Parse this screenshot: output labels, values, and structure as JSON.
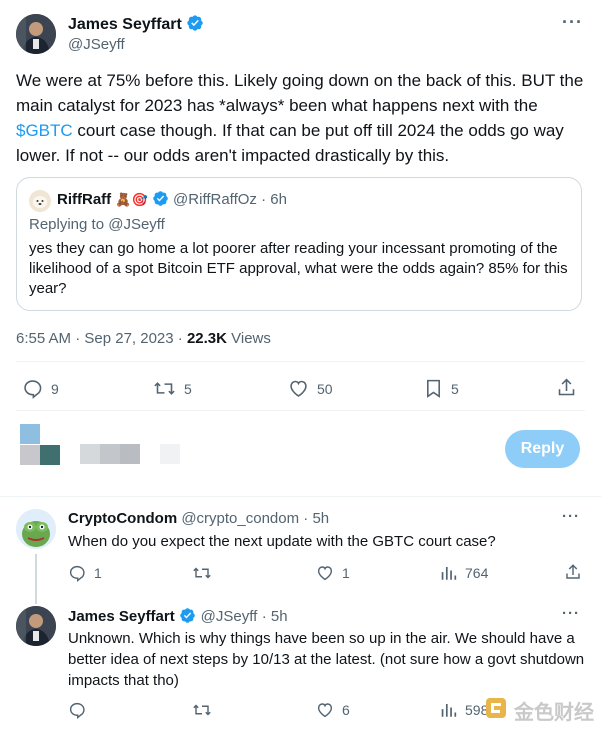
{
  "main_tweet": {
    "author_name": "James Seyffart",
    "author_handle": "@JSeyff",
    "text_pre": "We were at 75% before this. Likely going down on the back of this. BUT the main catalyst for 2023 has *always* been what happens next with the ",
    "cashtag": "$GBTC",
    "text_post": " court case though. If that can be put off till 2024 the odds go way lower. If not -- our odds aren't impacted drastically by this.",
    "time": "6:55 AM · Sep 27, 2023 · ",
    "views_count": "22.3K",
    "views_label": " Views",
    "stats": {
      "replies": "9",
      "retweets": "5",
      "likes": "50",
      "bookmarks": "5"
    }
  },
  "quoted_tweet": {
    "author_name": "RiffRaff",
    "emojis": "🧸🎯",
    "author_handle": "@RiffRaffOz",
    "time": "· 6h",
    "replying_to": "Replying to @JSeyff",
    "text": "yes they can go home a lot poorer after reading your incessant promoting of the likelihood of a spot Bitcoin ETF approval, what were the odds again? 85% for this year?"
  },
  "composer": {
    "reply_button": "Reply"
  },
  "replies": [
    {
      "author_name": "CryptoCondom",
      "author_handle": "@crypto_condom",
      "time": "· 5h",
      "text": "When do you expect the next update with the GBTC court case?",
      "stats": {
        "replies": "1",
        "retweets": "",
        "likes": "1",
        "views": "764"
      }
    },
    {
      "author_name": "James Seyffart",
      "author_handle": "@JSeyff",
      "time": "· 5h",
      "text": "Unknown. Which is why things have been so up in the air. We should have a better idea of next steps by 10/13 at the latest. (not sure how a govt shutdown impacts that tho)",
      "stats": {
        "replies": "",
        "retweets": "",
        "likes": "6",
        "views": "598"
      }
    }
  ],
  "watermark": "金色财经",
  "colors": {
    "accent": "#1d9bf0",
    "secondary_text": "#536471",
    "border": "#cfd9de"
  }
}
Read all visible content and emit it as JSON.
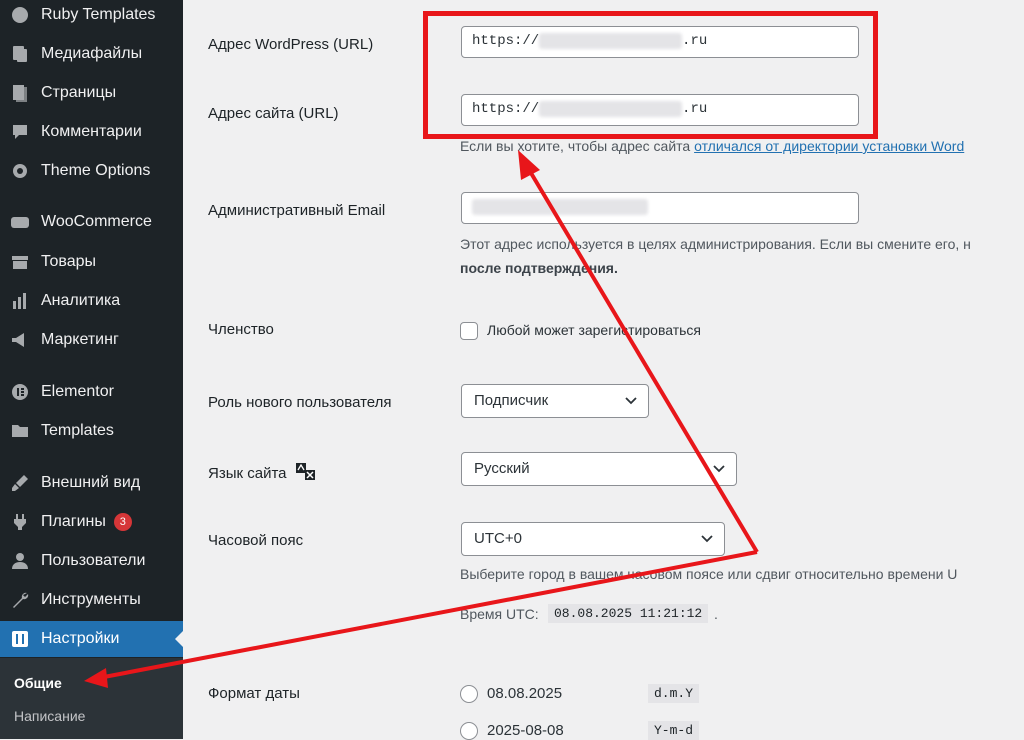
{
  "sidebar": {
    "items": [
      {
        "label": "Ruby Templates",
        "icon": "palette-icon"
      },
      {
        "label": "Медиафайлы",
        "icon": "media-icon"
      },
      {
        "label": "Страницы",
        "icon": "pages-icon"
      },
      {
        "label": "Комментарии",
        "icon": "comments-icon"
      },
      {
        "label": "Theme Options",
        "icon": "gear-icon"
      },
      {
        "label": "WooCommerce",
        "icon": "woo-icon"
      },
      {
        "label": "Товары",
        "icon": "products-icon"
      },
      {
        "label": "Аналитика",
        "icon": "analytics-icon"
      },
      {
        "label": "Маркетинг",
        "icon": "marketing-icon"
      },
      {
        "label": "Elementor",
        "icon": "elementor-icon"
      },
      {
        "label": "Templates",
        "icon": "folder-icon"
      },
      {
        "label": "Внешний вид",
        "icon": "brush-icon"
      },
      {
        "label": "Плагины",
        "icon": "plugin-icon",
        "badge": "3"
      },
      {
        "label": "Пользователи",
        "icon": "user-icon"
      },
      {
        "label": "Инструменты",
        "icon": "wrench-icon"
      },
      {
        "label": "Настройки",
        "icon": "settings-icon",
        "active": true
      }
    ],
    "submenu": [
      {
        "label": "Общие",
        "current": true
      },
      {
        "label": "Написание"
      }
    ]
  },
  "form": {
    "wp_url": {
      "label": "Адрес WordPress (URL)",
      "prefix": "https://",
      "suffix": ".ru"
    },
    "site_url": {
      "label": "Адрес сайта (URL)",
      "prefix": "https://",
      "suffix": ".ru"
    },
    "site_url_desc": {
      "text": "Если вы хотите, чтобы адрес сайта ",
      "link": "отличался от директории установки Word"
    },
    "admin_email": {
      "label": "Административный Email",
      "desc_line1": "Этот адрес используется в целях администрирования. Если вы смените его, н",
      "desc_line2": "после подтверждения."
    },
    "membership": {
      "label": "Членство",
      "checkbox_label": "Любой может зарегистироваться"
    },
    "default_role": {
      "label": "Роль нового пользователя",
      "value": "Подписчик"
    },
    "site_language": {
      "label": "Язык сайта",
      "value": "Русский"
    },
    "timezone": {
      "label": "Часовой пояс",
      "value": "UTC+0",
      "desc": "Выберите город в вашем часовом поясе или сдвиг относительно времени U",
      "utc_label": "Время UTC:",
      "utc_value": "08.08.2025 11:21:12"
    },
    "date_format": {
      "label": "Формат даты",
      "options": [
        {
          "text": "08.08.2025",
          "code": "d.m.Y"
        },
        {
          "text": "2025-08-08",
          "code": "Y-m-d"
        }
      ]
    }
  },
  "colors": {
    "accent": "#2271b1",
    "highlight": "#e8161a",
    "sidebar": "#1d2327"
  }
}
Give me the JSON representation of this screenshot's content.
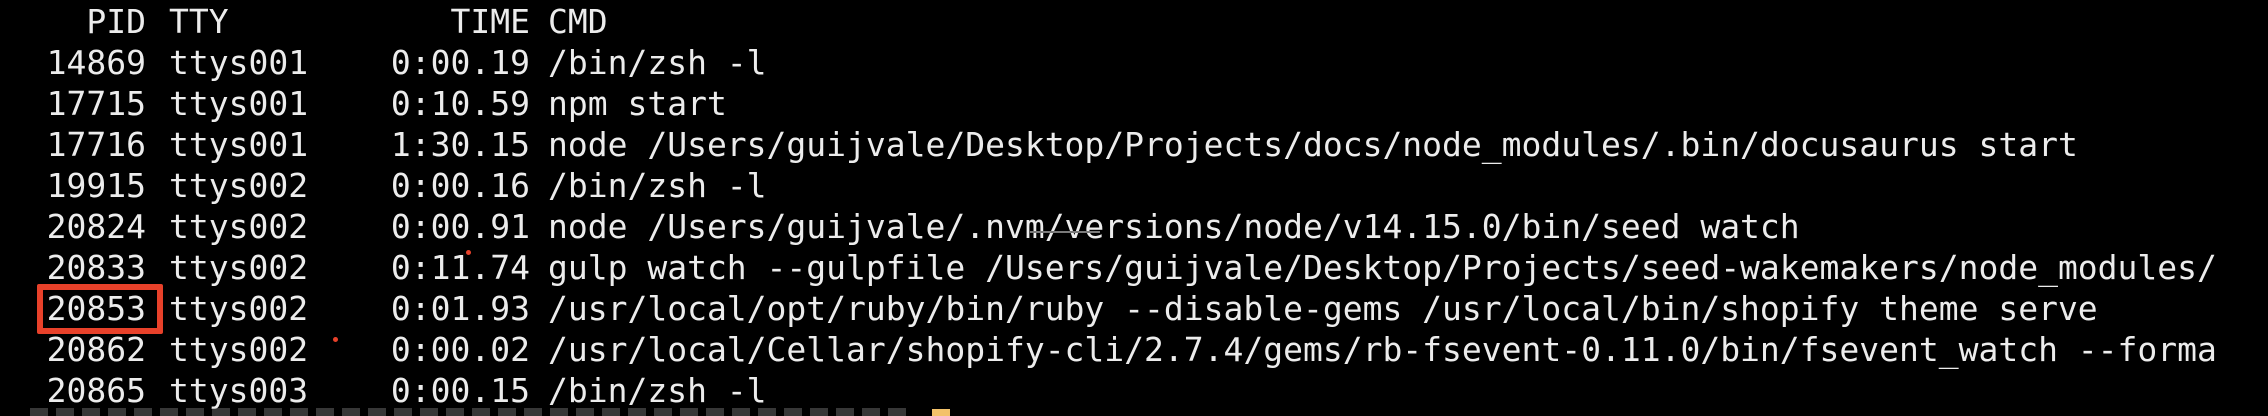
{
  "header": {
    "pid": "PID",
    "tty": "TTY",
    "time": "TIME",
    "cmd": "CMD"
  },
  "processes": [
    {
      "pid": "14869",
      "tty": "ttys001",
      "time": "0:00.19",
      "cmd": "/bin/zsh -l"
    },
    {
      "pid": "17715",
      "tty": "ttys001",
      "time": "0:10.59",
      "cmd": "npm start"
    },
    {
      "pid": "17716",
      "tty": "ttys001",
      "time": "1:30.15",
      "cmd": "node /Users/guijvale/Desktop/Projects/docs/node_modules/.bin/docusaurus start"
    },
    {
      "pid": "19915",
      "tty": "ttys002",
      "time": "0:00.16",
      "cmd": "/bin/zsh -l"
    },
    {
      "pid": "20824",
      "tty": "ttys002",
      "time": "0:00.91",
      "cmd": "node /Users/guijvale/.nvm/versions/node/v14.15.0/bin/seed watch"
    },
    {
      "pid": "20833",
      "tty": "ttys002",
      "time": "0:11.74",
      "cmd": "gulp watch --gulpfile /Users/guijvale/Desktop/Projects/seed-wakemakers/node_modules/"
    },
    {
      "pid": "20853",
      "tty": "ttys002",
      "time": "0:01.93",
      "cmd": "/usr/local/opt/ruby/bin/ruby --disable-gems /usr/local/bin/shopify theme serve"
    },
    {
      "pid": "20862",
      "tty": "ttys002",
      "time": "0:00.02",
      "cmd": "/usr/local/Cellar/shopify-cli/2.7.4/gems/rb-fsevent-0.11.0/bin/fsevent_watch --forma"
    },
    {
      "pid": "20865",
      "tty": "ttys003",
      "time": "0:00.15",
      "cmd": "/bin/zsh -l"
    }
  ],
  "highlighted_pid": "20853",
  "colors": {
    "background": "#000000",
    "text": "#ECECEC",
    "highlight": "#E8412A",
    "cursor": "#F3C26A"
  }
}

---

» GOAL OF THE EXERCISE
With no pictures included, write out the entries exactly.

» RESULT FOR THIS TASK
Parse this screenshot: output labels, values, and structure as JSON.
{
  "main_tweet": {
    "author_name": "James Seyffart",
    "author_handle": "@JSeyff",
    "text_pre": "We were at 75% before this. Likely going down on the back of this. BUT the main catalyst for 2023 has *always* been what happens next with the ",
    "cashtag": "$GBTC",
    "text_post": " court case though. If that can be put off till 2024 the odds go way lower. If not -- our odds aren't impacted drastically by this.",
    "time": "6:55 AM · Sep 27, 2023 · ",
    "views_count": "22.3K",
    "views_label": " Views",
    "stats": {
      "replies": "9",
      "retweets": "5",
      "likes": "50",
      "bookmarks": "5"
    }
  },
  "quoted_tweet": {
    "author_name": "RiffRaff",
    "emojis": "🧸🎯",
    "author_handle": "@RiffRaffOz",
    "time": "· 6h",
    "replying_to": "Replying to @JSeyff",
    "text": "yes they can go home a lot poorer after reading your incessant promoting of the likelihood of a spot Bitcoin ETF approval, what were the odds again? 85% for this year?"
  },
  "composer": {
    "reply_button": "Reply"
  },
  "replies": [
    {
      "author_name": "CryptoCondom",
      "author_handle": "@crypto_condom",
      "time": "· 5h",
      "text": "When do you expect the next update with the GBTC court case?",
      "stats": {
        "replies": "1",
        "retweets": "",
        "likes": "1",
        "views": "764"
      }
    },
    {
      "author_name": "James Seyffart",
      "author_handle": "@JSeyff",
      "time": "· 5h",
      "text": "Unknown. Which is why things have been so up in the air. We should have a better idea of next steps by 10/13 at the latest. (not sure how a govt shutdown impacts that tho)",
      "stats": {
        "replies": "",
        "retweets": "",
        "likes": "6",
        "views": "598"
      }
    }
  ],
  "watermark": "金色财经",
  "colors": {
    "accent": "#1d9bf0",
    "secondary_text": "#536471",
    "border": "#cfd9de"
  }
}
Read all visible content and emit it as JSON.
{
  "sidebar": {
    "items": [
      {
        "label": "Ruby Templates",
        "icon": "palette-icon"
      },
      {
        "label": "Медиафайлы",
        "icon": "media-icon"
      },
      {
        "label": "Страницы",
        "icon": "pages-icon"
      },
      {
        "label": "Комментарии",
        "icon": "comments-icon"
      },
      {
        "label": "Theme Options",
        "icon": "gear-icon"
      },
      {
        "label": "WooCommerce",
        "icon": "woo-icon"
      },
      {
        "label": "Товары",
        "icon": "products-icon"
      },
      {
        "label": "Аналитика",
        "icon": "analytics-icon"
      },
      {
        "label": "Маркетинг",
        "icon": "marketing-icon"
      },
      {
        "label": "Elementor",
        "icon": "elementor-icon"
      },
      {
        "label": "Templates",
        "icon": "folder-icon"
      },
      {
        "label": "Внешний вид",
        "icon": "brush-icon"
      },
      {
        "label": "Плагины",
        "icon": "plugin-icon",
        "badge": "3"
      },
      {
        "label": "Пользователи",
        "icon": "user-icon"
      },
      {
        "label": "Инструменты",
        "icon": "wrench-icon"
      },
      {
        "label": "Настройки",
        "icon": "settings-icon",
        "active": true
      }
    ],
    "submenu": [
      {
        "label": "Общие",
        "current": true
      },
      {
        "label": "Написание"
      }
    ]
  },
  "form": {
    "wp_url": {
      "label": "Адрес WordPress (URL)",
      "prefix": "https://",
      "suffix": ".ru"
    },
    "site_url": {
      "label": "Адрес сайта (URL)",
      "prefix": "https://",
      "suffix": ".ru"
    },
    "site_url_desc": {
      "text": "Если вы хотите, чтобы адрес сайта ",
      "link": "отличался от директории установки Word"
    },
    "admin_email": {
      "label": "Административный Email",
      "desc_line1": "Этот адрес используется в целях администрирования. Если вы смените его, н",
      "desc_line2": "после подтверждения."
    },
    "membership": {
      "label": "Членство",
      "checkbox_label": "Любой может зарегистироваться"
    },
    "default_role": {
      "label": "Роль нового пользователя",
      "value": "Подписчик"
    },
    "site_language": {
      "label": "Язык сайта",
      "value": "Русский"
    },
    "timezone": {
      "label": "Часовой пояс",
      "value": "UTC+0",
      "desc": "Выберите город в вашем часовом поясе или сдвиг относительно времени U",
      "utc_label": "Время UTC:",
      "utc_value": "08.08.2025 11:21:12"
    },
    "date_format": {
      "label": "Формат даты",
      "options": [
        {
          "text": "08.08.2025",
          "code": "d.m.Y"
        },
        {
          "text": "2025-08-08",
          "code": "Y-m-d"
        }
      ]
    }
  },
  "colors": {
    "accent": "#2271b1",
    "highlight": "#e8161a",
    "sidebar": "#1d2327"
  }
}
Give me the JSON representation of this screenshot's content.
{
  "header": {
    "pid": "PID",
    "tty": "TTY",
    "time": "TIME",
    "cmd": "CMD"
  },
  "processes": [
    {
      "pid": "14869",
      "tty": "ttys001",
      "time": "0:00.19",
      "cmd": "/bin/zsh -l"
    },
    {
      "pid": "17715",
      "tty": "ttys001",
      "time": "0:10.59",
      "cmd": "npm start"
    },
    {
      "pid": "17716",
      "tty": "ttys001",
      "time": "1:30.15",
      "cmd": "node /Users/guijvale/Desktop/Projects/docs/node_modules/.bin/docusaurus start"
    },
    {
      "pid": "19915",
      "tty": "ttys002",
      "time": "0:00.16",
      "cmd": "/bin/zsh -l"
    },
    {
      "pid": "20824",
      "tty": "ttys002",
      "time": "0:00.91",
      "cmd": "node /Users/guijvale/.nvm/versions/node/v14.15.0/bin/seed watch"
    },
    {
      "pid": "20833",
      "tty": "ttys002",
      "time": "0:11.74",
      "cmd": "gulp watch --gulpfile /Users/guijvale/Desktop/Projects/seed-wakemakers/node_modules/"
    },
    {
      "pid": "20853",
      "tty": "ttys002",
      "time": "0:01.93",
      "cmd": "/usr/local/opt/ruby/bin/ruby --disable-gems /usr/local/bin/shopify theme serve"
    },
    {
      "pid": "20862",
      "tty": "ttys002",
      "time": "0:00.02",
      "cmd": "/usr/local/Cellar/shopify-cli/2.7.4/gems/rb-fsevent-0.11.0/bin/fsevent_watch --forma"
    },
    {
      "pid": "20865",
      "tty": "ttys003",
      "time": "0:00.15",
      "cmd": "/bin/zsh -l"
    }
  ],
  "highlighted_pid": "20853",
  "colors": {
    "background": "#000000",
    "text": "#ECECEC",
    "highlight": "#E8412A",
    "cursor": "#F3C26A"
  }
}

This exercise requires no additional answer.